START SUPPLIED MATERIAL

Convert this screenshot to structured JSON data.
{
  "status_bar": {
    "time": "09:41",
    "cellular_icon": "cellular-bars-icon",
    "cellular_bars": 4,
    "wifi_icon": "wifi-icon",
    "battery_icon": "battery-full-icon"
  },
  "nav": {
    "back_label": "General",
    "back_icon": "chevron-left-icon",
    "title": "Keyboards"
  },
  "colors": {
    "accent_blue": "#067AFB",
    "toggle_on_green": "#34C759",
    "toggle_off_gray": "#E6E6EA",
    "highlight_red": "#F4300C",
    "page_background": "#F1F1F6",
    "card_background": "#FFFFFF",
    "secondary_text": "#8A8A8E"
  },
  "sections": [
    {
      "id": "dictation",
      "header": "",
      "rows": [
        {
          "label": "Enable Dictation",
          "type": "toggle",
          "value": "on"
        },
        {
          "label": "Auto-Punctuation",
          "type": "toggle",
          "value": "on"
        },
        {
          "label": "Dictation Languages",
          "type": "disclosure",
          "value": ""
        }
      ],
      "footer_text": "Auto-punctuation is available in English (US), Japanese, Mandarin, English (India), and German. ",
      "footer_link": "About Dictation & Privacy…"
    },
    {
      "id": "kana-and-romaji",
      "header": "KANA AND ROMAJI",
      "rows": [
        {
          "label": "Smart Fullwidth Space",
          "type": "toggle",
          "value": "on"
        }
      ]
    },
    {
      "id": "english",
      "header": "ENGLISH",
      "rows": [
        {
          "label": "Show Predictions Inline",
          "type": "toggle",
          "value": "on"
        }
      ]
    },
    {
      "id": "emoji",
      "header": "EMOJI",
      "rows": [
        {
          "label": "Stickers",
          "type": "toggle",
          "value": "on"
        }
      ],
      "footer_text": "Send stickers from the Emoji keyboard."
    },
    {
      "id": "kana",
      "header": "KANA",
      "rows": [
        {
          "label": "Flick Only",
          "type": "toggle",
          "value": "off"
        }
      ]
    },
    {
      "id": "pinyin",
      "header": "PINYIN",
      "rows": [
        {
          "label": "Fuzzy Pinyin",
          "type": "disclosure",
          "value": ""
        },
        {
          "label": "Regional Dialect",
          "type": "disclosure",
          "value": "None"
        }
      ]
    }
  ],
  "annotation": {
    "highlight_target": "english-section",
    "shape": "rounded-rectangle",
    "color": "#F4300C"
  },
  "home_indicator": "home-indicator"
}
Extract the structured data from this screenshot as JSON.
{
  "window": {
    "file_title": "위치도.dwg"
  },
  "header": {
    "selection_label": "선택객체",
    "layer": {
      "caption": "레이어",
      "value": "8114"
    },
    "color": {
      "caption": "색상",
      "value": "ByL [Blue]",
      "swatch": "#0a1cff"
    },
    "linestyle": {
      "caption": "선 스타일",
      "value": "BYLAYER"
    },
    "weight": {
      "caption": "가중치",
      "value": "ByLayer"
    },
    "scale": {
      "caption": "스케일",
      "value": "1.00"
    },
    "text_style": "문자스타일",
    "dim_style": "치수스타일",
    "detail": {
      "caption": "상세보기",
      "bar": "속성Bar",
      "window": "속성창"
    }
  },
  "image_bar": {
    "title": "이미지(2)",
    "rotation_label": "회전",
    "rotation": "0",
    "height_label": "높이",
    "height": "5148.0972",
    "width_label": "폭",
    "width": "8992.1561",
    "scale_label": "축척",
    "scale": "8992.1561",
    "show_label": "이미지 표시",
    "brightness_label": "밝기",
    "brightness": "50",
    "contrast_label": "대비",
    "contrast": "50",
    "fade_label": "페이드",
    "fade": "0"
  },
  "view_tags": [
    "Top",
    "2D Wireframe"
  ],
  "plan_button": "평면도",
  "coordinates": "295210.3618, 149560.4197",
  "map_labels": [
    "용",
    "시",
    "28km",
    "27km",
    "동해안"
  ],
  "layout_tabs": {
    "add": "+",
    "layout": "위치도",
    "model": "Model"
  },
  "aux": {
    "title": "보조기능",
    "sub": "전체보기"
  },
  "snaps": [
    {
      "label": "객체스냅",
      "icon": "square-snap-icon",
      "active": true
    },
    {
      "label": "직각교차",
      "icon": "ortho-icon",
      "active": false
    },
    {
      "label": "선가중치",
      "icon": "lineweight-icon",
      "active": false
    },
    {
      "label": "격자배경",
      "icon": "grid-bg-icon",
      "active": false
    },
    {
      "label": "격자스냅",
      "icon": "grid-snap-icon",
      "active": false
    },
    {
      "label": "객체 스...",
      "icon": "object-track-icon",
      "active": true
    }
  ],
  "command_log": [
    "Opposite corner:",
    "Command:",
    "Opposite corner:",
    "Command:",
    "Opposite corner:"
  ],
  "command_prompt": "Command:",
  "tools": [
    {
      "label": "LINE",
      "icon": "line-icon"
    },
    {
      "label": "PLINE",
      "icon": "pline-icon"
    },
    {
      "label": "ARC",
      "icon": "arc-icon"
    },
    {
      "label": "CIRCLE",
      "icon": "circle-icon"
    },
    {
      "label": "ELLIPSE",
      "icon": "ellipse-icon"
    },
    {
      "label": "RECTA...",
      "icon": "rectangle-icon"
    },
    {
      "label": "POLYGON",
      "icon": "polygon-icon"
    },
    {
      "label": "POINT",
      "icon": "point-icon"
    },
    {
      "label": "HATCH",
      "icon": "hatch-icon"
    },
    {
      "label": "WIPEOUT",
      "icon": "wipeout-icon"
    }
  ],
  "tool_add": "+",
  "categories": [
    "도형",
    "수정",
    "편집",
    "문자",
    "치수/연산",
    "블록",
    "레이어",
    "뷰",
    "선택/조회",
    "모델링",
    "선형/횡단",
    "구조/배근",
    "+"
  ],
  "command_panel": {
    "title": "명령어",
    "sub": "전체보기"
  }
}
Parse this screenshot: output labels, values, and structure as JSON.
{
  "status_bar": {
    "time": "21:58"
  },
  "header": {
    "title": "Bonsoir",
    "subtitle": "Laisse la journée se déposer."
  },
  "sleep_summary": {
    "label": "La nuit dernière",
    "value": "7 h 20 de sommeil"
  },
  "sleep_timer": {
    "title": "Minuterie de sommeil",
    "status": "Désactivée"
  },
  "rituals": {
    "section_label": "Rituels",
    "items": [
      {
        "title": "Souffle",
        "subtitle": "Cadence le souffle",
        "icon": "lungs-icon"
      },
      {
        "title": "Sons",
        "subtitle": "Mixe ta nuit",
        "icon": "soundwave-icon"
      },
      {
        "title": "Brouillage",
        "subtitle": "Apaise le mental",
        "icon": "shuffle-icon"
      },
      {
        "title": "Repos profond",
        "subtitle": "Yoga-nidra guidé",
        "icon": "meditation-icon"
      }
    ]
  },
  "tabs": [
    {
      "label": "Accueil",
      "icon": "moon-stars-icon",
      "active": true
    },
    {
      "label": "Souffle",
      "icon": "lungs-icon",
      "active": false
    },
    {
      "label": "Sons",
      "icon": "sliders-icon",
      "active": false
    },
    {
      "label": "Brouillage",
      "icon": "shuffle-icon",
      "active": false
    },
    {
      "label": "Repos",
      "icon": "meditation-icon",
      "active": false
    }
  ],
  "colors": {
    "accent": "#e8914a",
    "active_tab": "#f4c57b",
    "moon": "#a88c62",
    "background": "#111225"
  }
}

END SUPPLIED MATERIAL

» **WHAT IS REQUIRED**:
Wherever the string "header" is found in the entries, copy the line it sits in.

» **SOLUTION TO THIS EXERCISE**:
      "header": "",
      "header": "KANA AND ROMAJI",
      "header": "ENGLISH",
      "header": "EMOJI",
      "header": "KANA",
      "header": "PINYIN",
  "header": {
  "header": {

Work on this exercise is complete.